hen you’re staring into the eyes of your opponent at the official press conference with just a few feet between you, that’s when the fight becomes real.
Standing opposite Kubrat Pulev yesterday afternoon, the brain clicks into a different gear, fight mode kicks in and you’re preparing to deliver what you’ve trained months to do.
The mind isn’t racing with 101 thoughts, you’re just fully focused on 12 rounds of boxing if that’s what it takes to beat him but I think I’ll get the job done sooner.
But the shape I’m in at this moment in time, I’d happily go toe to toe with him for 15 rounds if that’s what was required. I’ve got the stamina for that right now, I’ve never felt better.
I flicked my eyes across to Pulev a few times during the press conference as I always like to get a good look at my opponent, to get a better sense of what I’m up against on fight night. He sounded confident and he looks good.
Plus, he basically said he’s been building up three years for this fight and that he’ll take the win. But in those last three years I’ve taken some serious fights: Carlos Takam, Joseph Parker, Alexander Povetkin and Andy Ruiz Jr. I’ve come through all of those opponents one way or another.
Ruiz is the one people focus on and last year was a tough year for me. The pressure I went through made me stronger mentally, helped me to grow a thicker skin.
Eddie Hearn asked me in the press conference if I believe I get the credit I deserve but I don’t need the credit, it’s not what I strive for. It’s just about the hunger within, about improving with every fight and extending my legacy as heavyweight champion of the world.
As for the challenge that Pulev poses, I’ve known about him for a number of years. I’ve been in training camp while his brother was sparring and I was in camp with Wladimir Klitschko when he was preparing to face Pulev so I’ve understood for a long time the tactics you need to beat him.
I’m the younger man, I’m the stronger man and I’ve got the boxing IQ to take him all the way to the final bell if needs be.
I don’t see that Pulev poses any bigger threat than the fighters to have gone before him. That’s no disrespect to him – he’s a great fighter with a great career – but through the amateur ranks and throughout my professional career, I’ve never ducked a fight, never ducked an opponent.
I’ve been punched by the strongest people and I’m still standing. I fully expect to be the last man standing on Saturday night.
Bob Arum suggested in the press conference that it would be Pulev who was victorious come the final punch of the night, and the one lining up Tyson Fury next but I don’t see it that way.
I’ve been ready for Fury for a long, long time and Saturday night won’t change that.
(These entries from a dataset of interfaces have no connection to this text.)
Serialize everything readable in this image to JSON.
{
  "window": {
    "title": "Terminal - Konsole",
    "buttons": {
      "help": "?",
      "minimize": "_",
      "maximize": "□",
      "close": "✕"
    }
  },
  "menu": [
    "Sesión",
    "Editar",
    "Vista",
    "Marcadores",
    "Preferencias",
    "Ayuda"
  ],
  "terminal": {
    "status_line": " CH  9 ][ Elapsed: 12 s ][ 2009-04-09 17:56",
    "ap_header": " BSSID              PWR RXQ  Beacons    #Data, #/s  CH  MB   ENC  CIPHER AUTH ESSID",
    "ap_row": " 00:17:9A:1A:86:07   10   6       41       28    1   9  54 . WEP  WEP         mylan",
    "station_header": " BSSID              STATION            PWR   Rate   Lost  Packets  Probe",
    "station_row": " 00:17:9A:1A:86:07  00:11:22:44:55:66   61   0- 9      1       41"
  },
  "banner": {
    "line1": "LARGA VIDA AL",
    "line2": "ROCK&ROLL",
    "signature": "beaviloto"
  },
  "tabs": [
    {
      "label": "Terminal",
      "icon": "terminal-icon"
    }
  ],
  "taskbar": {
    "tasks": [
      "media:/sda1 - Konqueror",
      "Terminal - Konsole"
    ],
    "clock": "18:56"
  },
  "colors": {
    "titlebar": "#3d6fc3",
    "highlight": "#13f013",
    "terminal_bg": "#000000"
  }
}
He knows I’ll fight him – I’ve always said I will, and I’m a straight shooter with stuff like that.
But the reality is the longer he leaves it the worse it will be for him as I’m getting better and better all the time. I don’t buy that Fury’s a distraction for me on Saturday night. If anything, it motivates me for what lies ahead next year.
But, right now, that’s just a sideshow. The focus is fully on what will stand in front of me in the ring this weekend and I’m not underestimating that challenge.
I saw in Pulev’s eyes that he’s ready, that he’s fired up and I feel fired up too. It’s great for the fans that they’ll be allowed back in – well, 1,000 of them.
No disrespect to the lucky ones with tickets, my focus won’t be on them for a minute either, it’s just Pulev. I’ve got a serious job to do and the win, God willing, is coming my way.
Book and watch Anthony Joshua against Kubrat Pulev on December 12, live on Sky Sports Box Office.